Normally a wall would just have 6 faces (a front face, back face, top/bottom and side faces). But I looked at the walls in the Starter Content Architectural folder, and they are subdivided multiple times. I don’t mean smoothed, but just the faces have been subdivided. What is the purpose of this? Does it help with UVing or for texturing? Vertex painting perhaps?

Definitely useful if you want to work some kind of vertex painting blended material, also, very important if you intend to use tessellation.

For tessellation no, since you can adjust the level of subdivision within the material. So it’s only needed for vertex painting

Oh, interesting. Well does the model need a lot of verts in order to paint correctly? Such as Zbrush needing a lot of polys to get sufficient detail? With the wall in that screenshot (which was taken from the Starter Content), would that be enough verts to paint something of nice detail, or would it need to be subdivided heavily?
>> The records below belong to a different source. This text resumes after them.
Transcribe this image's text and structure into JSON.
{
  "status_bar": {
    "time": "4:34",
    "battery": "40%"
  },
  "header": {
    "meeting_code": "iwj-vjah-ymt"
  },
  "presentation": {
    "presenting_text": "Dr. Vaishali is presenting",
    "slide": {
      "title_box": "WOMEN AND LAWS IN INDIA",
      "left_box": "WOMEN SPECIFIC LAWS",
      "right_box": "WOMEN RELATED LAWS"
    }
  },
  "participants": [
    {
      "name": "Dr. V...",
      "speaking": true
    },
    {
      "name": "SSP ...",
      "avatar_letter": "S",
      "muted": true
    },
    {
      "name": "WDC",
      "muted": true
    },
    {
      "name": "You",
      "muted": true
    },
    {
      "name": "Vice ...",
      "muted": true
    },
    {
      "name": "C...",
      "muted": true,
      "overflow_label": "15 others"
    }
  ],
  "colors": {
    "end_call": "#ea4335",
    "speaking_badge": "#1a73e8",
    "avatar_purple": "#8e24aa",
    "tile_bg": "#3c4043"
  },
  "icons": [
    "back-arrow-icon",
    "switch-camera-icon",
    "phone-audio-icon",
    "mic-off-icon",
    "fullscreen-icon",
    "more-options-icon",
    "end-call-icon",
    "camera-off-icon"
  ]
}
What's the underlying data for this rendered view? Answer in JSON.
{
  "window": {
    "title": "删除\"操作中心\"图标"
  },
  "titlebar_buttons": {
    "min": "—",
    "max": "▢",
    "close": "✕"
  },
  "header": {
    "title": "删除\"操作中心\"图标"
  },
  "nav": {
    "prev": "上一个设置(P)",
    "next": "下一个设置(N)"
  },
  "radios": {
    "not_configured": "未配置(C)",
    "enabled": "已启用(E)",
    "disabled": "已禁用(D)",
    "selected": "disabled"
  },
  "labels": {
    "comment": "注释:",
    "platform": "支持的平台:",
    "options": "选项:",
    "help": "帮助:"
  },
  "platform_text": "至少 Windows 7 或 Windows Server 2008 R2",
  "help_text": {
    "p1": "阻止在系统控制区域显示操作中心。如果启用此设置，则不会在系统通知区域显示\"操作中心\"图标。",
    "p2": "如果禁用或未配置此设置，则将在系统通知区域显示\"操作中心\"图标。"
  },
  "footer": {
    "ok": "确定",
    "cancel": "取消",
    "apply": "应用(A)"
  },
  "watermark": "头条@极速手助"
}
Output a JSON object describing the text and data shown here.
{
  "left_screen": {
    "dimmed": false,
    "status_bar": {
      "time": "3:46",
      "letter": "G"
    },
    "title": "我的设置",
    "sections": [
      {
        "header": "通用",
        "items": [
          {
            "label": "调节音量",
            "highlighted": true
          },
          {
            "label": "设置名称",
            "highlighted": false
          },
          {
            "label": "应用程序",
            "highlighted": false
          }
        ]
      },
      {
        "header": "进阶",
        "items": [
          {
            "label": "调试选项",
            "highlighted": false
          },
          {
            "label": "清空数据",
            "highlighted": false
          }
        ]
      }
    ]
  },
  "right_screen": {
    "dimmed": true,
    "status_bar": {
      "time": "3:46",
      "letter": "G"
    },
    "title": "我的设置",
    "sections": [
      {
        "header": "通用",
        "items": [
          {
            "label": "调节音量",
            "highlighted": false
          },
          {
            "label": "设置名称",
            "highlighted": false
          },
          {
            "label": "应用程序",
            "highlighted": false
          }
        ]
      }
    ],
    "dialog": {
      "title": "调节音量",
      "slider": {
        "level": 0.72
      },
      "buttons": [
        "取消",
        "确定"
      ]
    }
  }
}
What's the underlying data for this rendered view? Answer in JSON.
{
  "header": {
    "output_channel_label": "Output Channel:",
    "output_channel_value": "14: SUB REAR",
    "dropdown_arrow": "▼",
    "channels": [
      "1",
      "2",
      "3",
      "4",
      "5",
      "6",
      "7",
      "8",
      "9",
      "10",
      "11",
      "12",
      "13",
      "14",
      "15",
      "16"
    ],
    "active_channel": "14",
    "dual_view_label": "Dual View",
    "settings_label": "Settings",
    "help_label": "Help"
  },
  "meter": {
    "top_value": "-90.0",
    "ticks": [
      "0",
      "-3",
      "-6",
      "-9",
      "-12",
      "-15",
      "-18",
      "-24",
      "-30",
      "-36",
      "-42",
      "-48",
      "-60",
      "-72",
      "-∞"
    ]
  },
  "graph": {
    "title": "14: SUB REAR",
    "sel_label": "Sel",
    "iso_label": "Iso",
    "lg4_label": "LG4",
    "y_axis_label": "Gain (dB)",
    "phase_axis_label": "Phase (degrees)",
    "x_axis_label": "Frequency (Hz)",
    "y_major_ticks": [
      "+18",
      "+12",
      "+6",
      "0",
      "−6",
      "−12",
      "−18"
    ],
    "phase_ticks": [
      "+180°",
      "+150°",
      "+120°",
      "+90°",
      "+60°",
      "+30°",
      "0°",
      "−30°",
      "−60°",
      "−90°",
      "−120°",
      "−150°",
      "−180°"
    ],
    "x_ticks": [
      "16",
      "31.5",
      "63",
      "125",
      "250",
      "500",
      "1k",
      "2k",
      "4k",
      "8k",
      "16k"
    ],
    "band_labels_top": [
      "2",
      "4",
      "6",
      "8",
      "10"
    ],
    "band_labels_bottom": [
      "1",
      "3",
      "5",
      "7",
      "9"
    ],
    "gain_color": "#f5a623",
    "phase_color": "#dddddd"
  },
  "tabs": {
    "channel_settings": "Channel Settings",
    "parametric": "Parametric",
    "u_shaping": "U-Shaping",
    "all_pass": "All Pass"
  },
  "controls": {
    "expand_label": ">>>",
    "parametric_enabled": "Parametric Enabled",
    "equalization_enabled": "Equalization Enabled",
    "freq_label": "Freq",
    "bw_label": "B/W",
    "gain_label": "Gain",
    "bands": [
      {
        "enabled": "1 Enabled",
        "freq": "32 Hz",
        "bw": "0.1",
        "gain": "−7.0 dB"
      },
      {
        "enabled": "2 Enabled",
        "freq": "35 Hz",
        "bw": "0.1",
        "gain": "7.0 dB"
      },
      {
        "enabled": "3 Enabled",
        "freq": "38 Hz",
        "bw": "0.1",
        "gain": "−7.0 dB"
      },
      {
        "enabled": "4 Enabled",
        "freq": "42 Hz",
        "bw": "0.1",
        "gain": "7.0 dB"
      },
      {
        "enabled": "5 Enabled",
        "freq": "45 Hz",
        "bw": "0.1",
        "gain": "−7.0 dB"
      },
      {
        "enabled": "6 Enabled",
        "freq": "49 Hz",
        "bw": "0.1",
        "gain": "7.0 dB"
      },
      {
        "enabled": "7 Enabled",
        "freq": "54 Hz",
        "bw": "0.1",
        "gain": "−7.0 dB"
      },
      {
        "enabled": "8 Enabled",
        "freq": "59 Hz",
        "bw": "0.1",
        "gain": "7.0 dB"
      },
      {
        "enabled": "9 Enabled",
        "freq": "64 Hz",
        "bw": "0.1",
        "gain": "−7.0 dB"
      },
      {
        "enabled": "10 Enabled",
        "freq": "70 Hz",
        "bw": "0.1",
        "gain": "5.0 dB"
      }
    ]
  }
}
I know this is an old thread, but it answered the same question I had.

I disagree with the answer. Controlling where your initial subdivisions are is important for tessellation as well.

say you wish to create a wall that can either have lines on the bricks or be flat. Tessellation won’t help. You need 2 vertex points very close to each other to displace the brick with tessellation. You also need it to match a height map.
in this case, the geometry would be drastically different then just adding a tessellation multiplier to the object.

you can achieve better performance leaveing the multiplier at 0 and having the mesh be exactly how it needs to be to displace.

Ofc, you could also really displace it and create LODs, but that’s a different story.

Additionally, vertex painting can be kind of important to break up tiling / repetitiveness. That’s also an important consideration to make that is purely project dependent.